(Data about app and page elements)
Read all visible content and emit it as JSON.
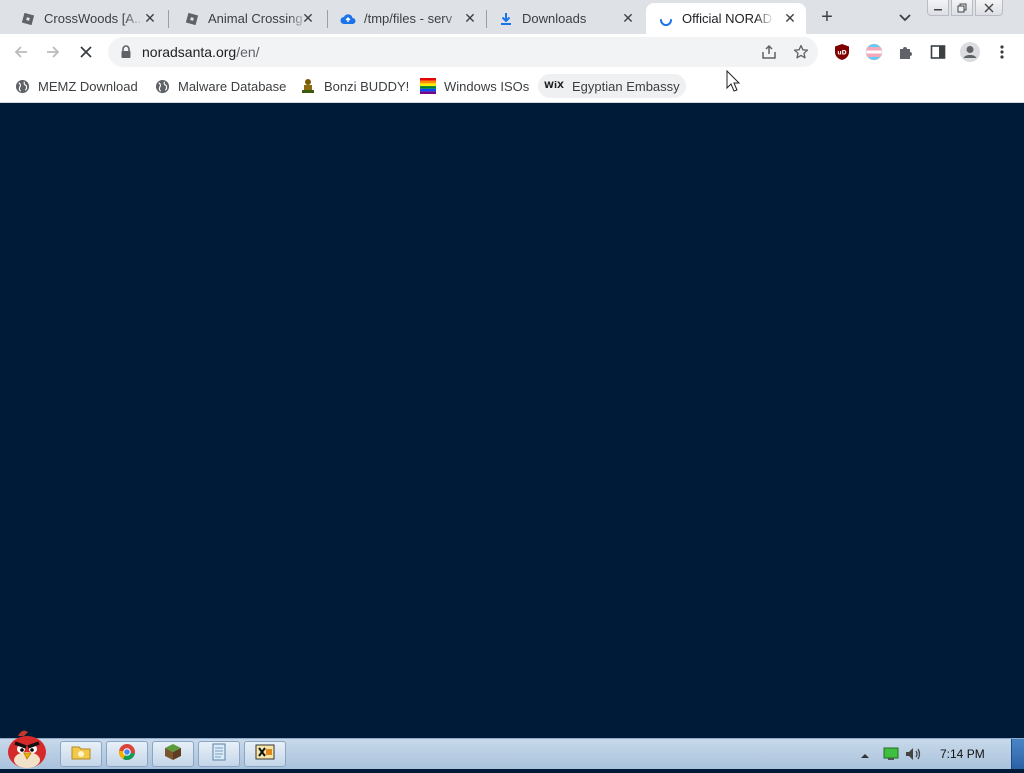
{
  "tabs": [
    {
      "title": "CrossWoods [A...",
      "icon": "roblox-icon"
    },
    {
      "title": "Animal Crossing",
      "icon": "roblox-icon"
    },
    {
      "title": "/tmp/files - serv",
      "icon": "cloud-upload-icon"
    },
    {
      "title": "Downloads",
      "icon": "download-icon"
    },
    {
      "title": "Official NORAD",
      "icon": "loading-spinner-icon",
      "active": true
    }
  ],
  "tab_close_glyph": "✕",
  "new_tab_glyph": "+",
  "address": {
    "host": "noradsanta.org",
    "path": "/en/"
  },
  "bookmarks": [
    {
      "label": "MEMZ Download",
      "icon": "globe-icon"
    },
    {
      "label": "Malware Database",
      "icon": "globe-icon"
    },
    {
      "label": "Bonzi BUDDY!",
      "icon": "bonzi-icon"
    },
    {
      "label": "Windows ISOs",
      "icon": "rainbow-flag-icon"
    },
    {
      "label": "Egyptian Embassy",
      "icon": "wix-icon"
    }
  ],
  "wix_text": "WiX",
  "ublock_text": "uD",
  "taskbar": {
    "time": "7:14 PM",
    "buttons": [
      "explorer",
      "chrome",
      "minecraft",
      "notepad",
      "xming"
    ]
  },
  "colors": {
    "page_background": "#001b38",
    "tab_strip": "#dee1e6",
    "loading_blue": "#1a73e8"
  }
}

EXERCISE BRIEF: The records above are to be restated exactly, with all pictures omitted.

OUTPUT OF THE TASK:
Read all visible content and emit it as JSON.
{
  "tabs": [
    {
      "title": "CrossWoods [A...",
      "icon": "roblox-icon"
    },
    {
      "title": "Animal Crossing",
      "icon": "roblox-icon"
    },
    {
      "title": "/tmp/files - serv",
      "icon": "cloud-upload-icon"
    },
    {
      "title": "Downloads",
      "icon": "download-icon"
    },
    {
      "title": "Official NORAD",
      "icon": "loading-spinner-icon",
      "active": true
    }
  ],
  "tab_close_glyph": "✕",
  "new_tab_glyph": "+",
  "address": {
    "host": "noradsanta.org",
    "path": "/en/"
  },
  "bookmarks": [
    {
      "label": "MEMZ Download",
      "icon": "globe-icon"
    },
    {
      "label": "Malware Database",
      "icon": "globe-icon"
    },
    {
      "label": "Bonzi BUDDY!",
      "icon": "bonzi-icon"
    },
    {
      "label": "Windows ISOs",
      "icon": "rainbow-flag-icon"
    },
    {
      "label": "Egyptian Embassy",
      "icon": "wix-icon"
    }
  ],
  "wix_text": "WiX",
  "ublock_text": "uD",
  "taskbar": {
    "time": "7:14 PM",
    "buttons": [
      "explorer",
      "chrome",
      "minecraft",
      "notepad",
      "xming"
    ]
  },
  "colors": {
    "page_background": "#001b38",
    "tab_strip": "#dee1e6",
    "loading_blue": "#1a73e8"
  }
}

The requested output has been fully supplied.